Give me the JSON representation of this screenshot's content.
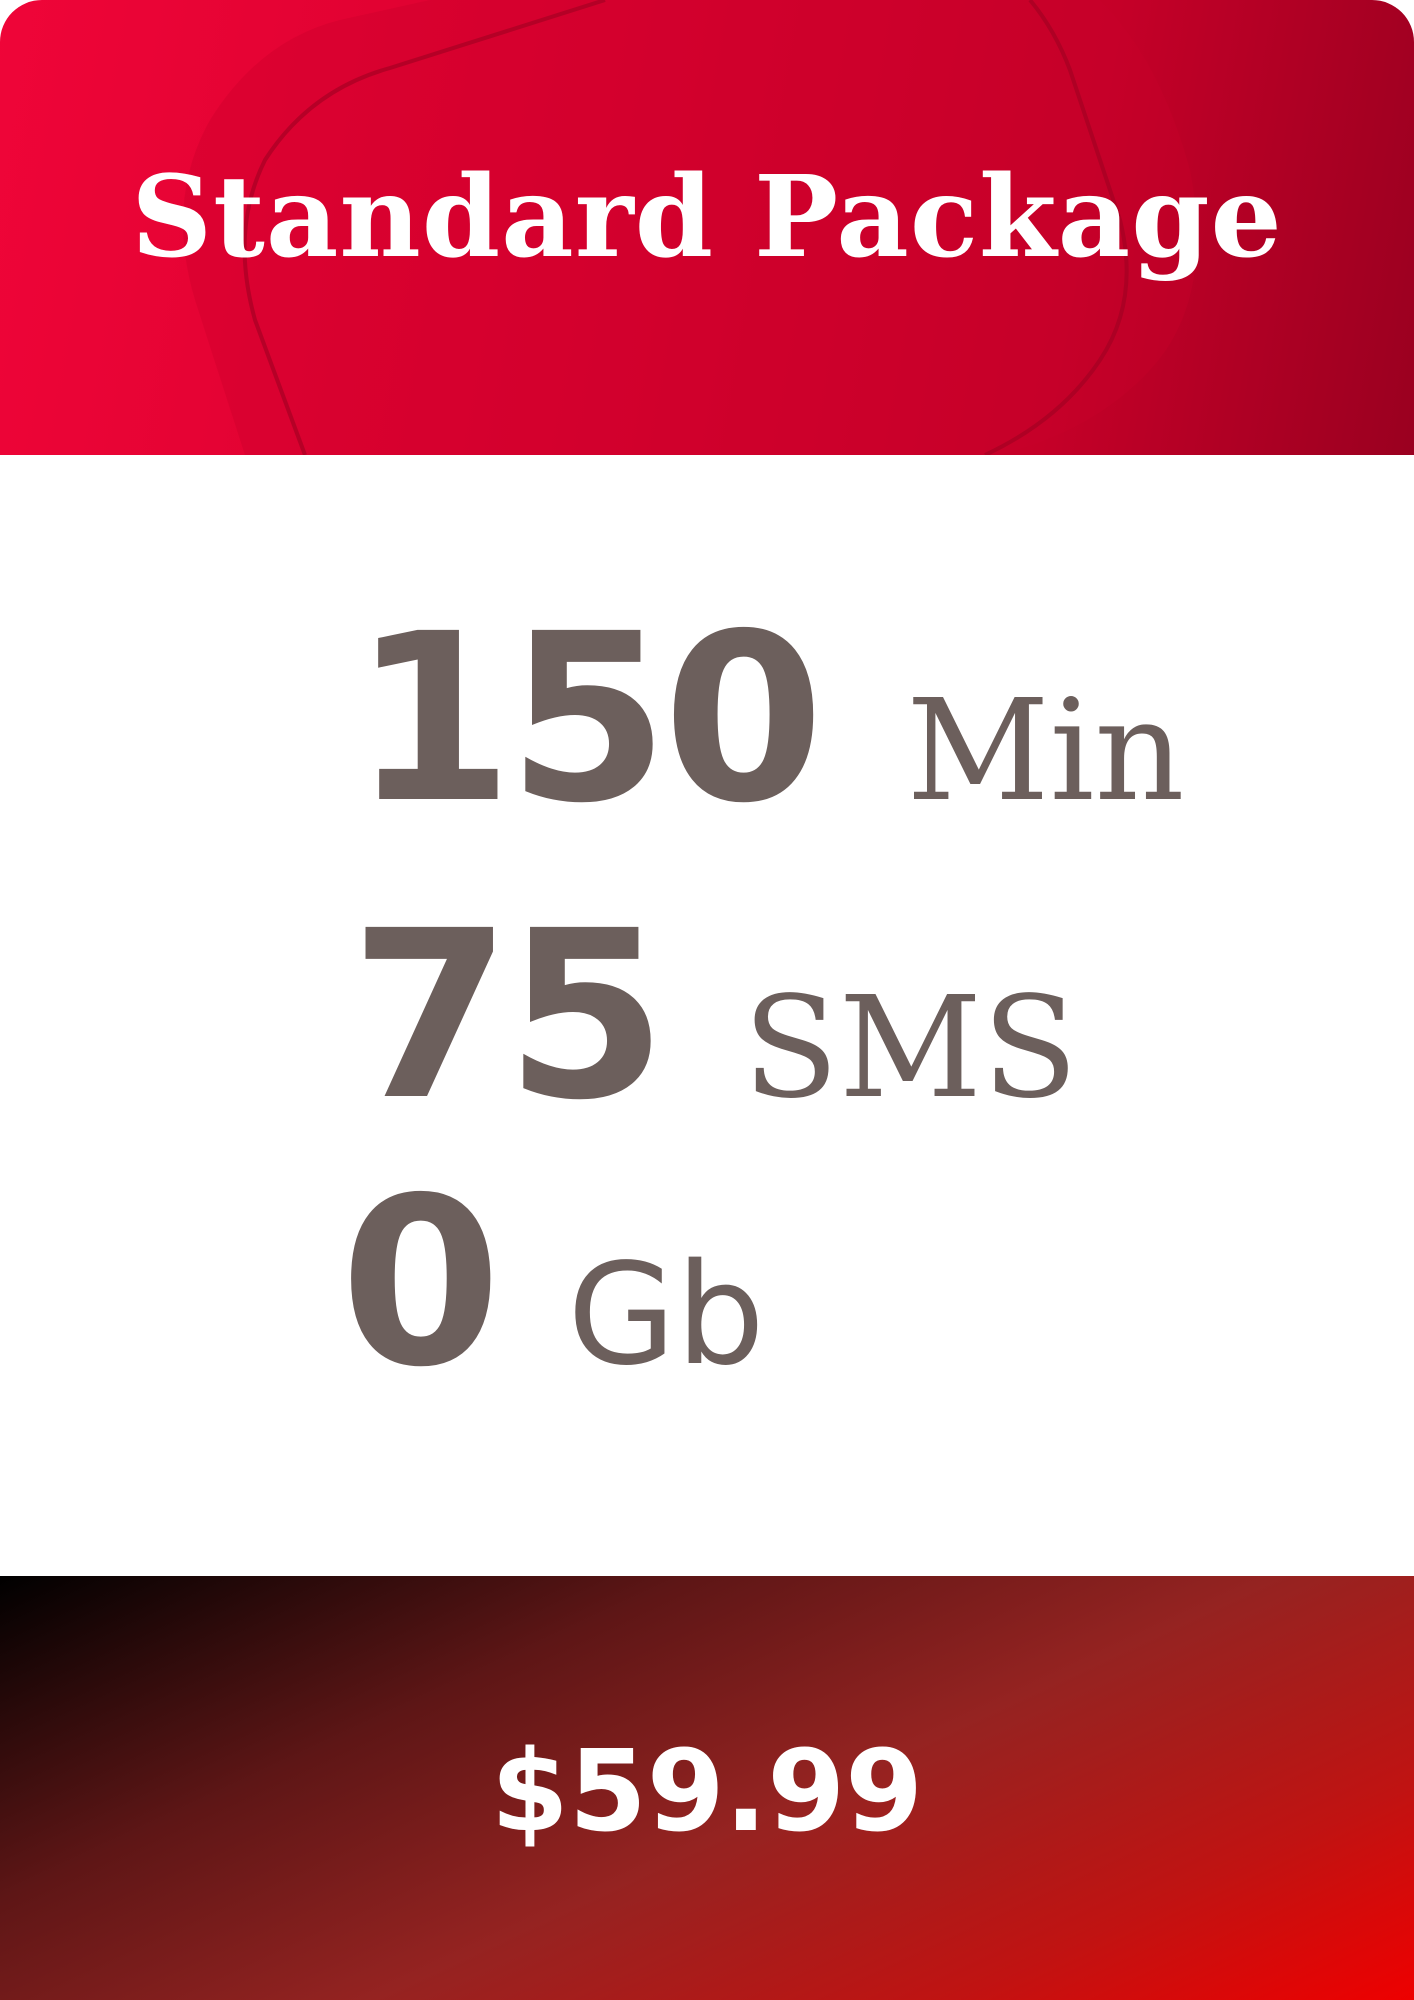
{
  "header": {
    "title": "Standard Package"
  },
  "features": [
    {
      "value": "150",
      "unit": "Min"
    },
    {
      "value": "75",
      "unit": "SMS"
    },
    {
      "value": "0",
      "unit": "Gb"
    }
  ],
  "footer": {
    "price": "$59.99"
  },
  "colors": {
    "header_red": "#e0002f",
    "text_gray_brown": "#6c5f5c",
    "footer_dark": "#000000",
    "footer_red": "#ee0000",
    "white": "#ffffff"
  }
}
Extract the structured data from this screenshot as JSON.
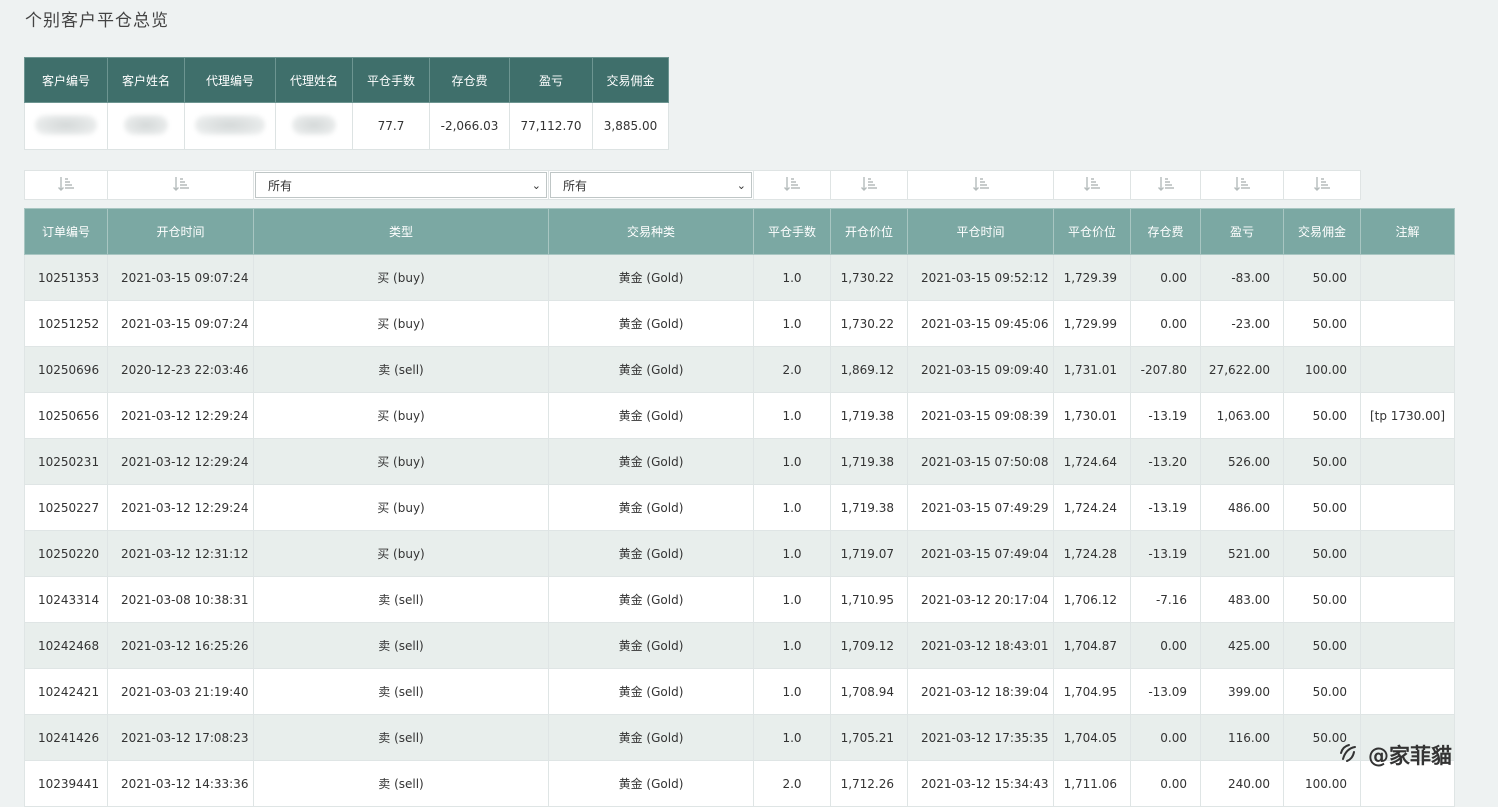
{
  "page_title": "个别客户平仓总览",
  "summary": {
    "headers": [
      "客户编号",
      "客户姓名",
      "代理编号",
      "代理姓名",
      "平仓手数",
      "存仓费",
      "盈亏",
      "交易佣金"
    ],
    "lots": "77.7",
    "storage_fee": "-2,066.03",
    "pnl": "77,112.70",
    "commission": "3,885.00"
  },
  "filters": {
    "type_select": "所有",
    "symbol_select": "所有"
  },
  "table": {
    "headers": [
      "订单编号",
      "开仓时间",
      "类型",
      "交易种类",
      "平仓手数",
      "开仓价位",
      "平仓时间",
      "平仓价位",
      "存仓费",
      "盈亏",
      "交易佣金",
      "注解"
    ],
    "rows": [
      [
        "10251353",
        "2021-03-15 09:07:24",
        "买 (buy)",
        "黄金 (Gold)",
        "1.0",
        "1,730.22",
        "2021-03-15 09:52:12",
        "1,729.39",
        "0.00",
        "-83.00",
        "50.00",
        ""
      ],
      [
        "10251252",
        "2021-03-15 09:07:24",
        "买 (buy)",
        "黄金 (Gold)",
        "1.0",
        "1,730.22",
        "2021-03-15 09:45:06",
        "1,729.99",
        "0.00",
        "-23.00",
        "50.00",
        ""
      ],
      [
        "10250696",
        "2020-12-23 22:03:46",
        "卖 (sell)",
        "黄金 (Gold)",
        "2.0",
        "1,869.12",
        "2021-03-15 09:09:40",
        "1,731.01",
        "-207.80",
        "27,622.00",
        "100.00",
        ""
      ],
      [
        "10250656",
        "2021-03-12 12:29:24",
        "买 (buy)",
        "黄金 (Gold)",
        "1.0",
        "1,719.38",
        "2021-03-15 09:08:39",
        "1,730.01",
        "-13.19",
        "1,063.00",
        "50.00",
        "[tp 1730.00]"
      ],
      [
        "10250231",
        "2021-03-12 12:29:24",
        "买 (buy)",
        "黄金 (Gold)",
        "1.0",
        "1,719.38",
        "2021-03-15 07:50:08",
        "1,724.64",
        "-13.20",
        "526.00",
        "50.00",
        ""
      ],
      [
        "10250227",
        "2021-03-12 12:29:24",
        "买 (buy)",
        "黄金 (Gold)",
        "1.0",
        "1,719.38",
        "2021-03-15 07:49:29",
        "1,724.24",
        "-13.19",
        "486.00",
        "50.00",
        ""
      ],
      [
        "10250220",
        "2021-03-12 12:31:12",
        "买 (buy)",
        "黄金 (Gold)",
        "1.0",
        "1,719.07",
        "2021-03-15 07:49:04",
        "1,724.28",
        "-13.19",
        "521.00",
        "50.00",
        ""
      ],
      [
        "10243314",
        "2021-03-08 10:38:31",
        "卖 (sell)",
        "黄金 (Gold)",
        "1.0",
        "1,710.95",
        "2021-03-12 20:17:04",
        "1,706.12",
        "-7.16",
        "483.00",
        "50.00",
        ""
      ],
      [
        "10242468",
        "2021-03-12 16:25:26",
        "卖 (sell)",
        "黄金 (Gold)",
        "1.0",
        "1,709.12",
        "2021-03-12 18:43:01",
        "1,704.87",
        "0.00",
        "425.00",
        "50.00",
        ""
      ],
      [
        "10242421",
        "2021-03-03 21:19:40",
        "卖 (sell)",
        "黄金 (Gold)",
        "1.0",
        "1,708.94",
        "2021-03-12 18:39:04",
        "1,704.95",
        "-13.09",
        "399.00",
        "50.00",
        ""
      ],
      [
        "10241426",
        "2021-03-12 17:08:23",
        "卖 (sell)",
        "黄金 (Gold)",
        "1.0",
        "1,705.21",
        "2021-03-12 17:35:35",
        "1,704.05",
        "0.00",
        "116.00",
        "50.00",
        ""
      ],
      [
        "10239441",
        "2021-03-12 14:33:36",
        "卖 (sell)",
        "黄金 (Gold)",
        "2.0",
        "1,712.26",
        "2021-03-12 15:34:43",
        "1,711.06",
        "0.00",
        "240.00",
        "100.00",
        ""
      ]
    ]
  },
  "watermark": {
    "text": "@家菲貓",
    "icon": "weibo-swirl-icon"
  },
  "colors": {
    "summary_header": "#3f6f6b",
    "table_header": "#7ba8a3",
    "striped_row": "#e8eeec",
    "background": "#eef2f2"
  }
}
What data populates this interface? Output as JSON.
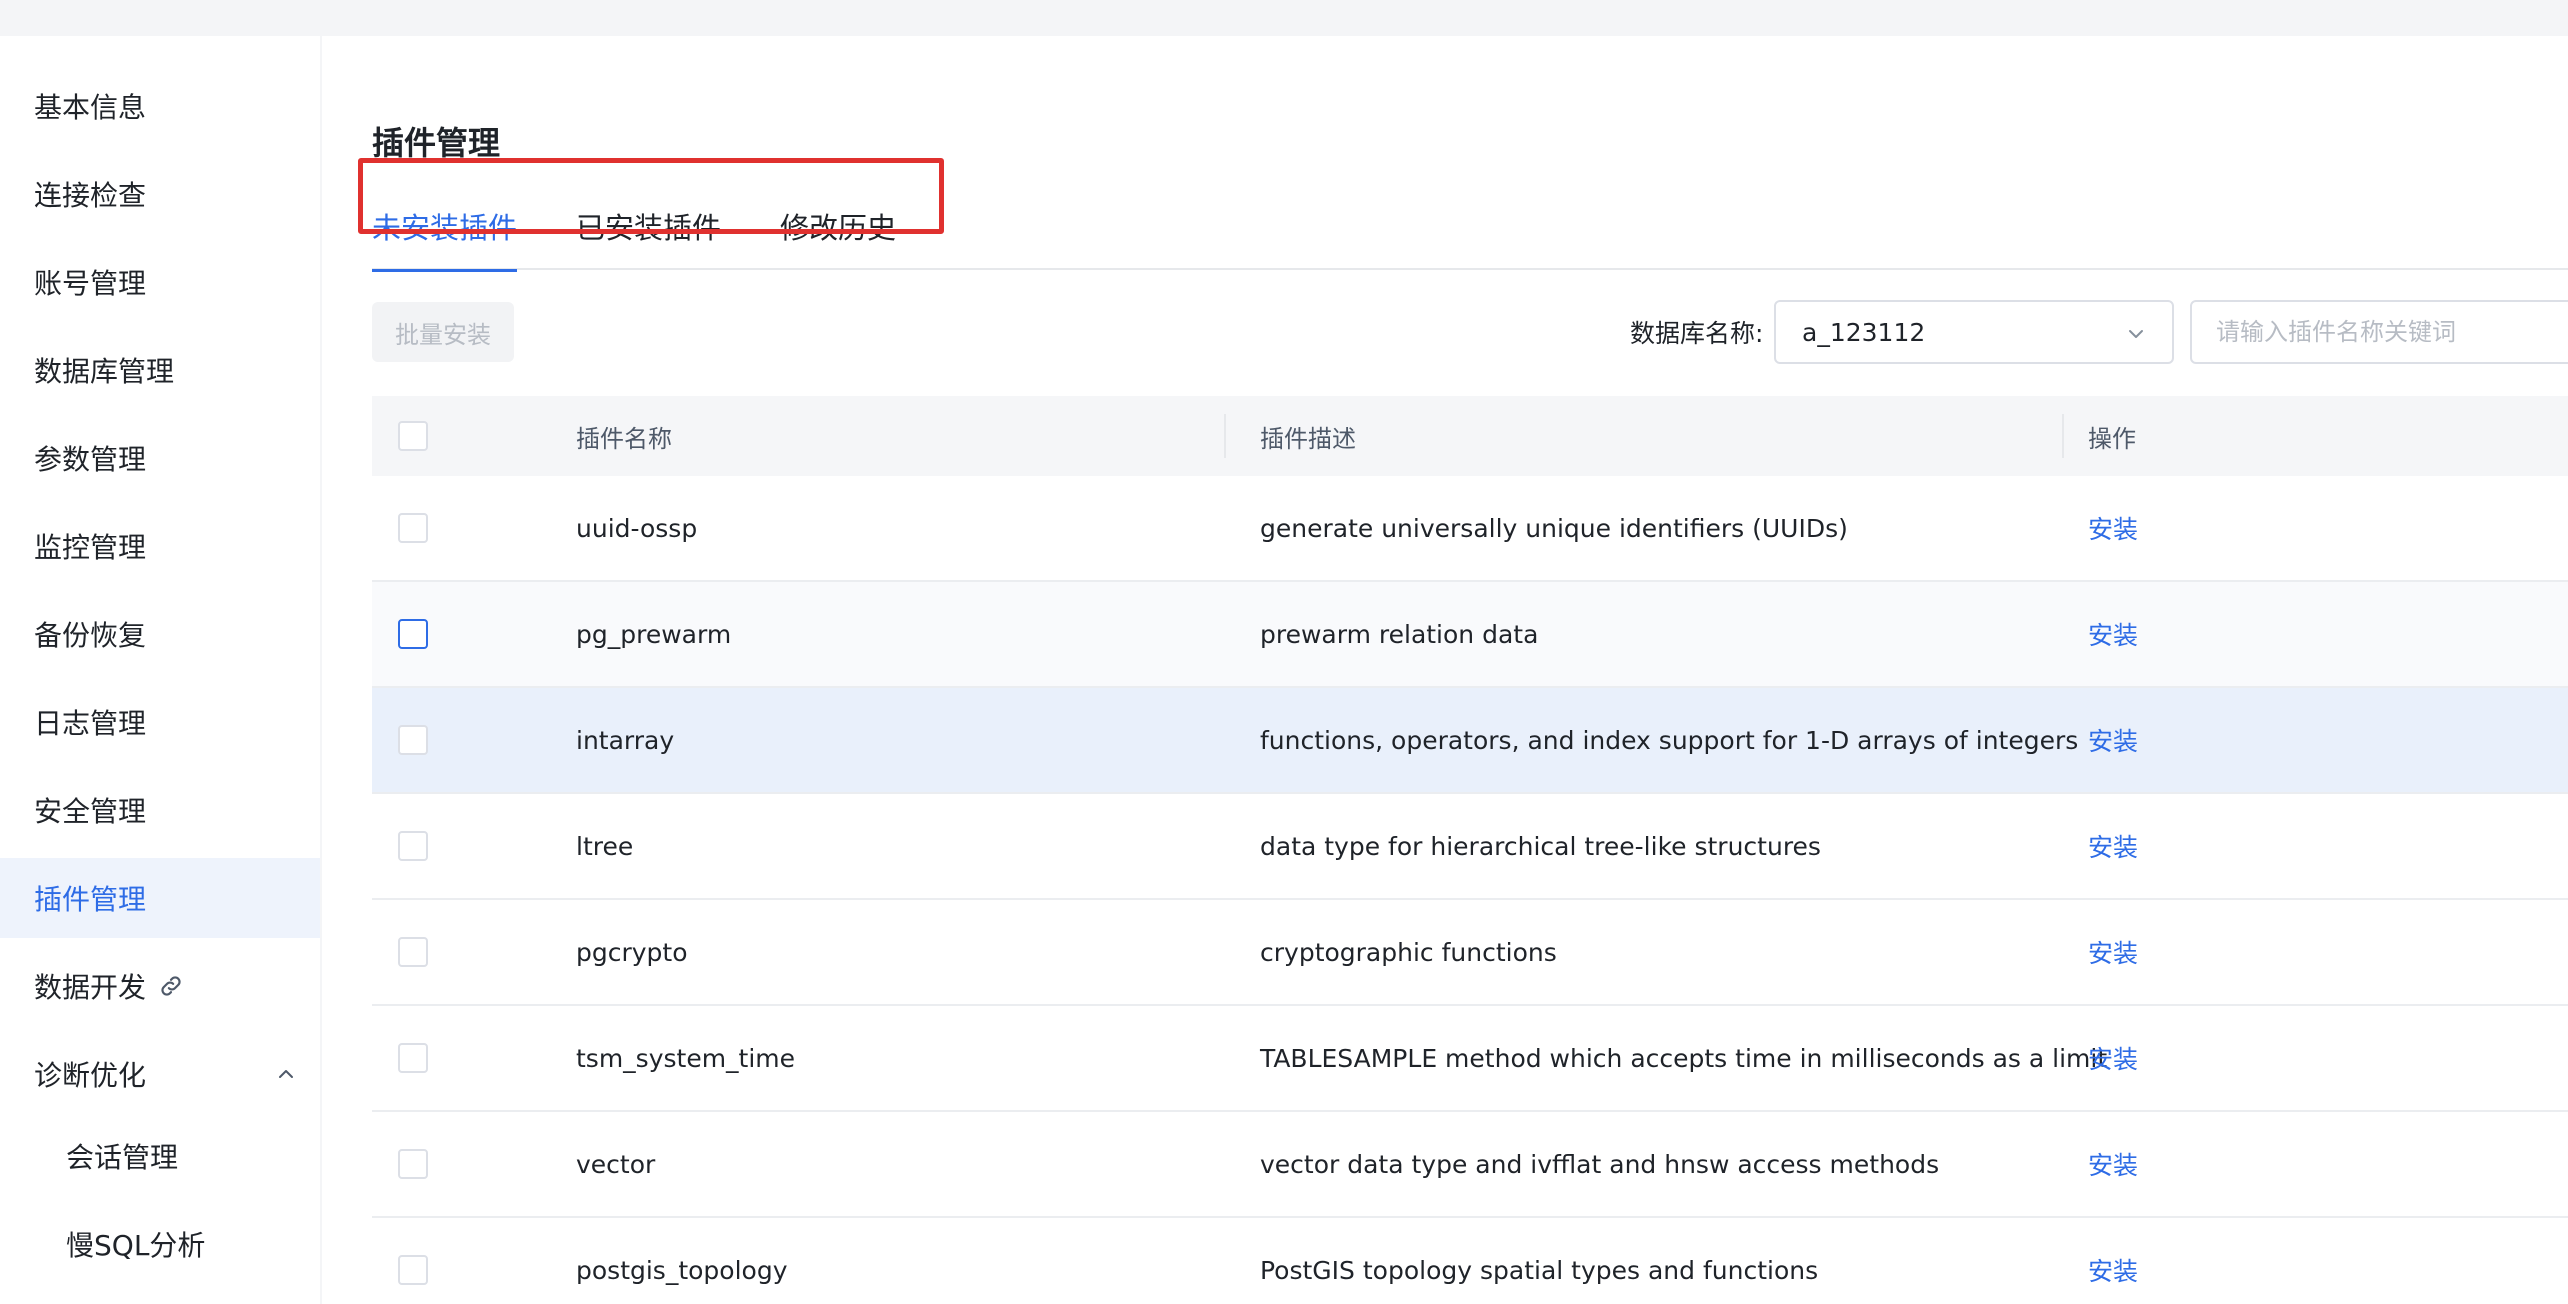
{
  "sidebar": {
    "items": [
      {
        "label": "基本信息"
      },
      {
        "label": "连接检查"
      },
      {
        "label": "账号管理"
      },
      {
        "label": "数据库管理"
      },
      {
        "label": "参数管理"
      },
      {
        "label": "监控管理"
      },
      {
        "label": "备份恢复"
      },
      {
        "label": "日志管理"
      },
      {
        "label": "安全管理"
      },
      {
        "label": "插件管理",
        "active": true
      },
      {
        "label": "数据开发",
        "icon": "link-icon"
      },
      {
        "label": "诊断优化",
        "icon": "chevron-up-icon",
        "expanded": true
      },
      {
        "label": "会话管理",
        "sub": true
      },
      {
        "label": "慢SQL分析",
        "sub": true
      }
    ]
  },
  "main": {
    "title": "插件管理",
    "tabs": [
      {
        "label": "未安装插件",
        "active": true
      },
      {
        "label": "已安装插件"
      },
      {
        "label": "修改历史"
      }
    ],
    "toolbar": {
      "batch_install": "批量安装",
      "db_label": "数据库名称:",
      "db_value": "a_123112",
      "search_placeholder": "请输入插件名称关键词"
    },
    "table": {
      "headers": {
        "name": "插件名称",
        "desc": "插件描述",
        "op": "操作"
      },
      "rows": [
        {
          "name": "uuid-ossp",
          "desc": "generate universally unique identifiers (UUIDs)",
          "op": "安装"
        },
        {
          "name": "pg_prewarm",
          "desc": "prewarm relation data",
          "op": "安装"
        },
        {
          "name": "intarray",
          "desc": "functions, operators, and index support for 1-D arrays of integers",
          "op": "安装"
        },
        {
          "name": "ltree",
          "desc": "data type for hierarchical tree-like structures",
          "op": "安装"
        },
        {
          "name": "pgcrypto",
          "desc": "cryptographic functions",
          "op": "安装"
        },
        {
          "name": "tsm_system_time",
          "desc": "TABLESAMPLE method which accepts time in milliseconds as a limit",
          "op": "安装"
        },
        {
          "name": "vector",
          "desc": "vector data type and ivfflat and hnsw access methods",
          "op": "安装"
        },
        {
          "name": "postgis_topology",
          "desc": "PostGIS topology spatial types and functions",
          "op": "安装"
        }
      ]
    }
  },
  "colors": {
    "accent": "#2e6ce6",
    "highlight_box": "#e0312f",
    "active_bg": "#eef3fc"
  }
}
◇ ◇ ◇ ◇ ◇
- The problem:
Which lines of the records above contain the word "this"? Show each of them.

- Reply:
Give me the JSON representation of this screenshot's content.
Extract the structured data from this screenshot as JSON.
What data populates this interface? Output as JSON.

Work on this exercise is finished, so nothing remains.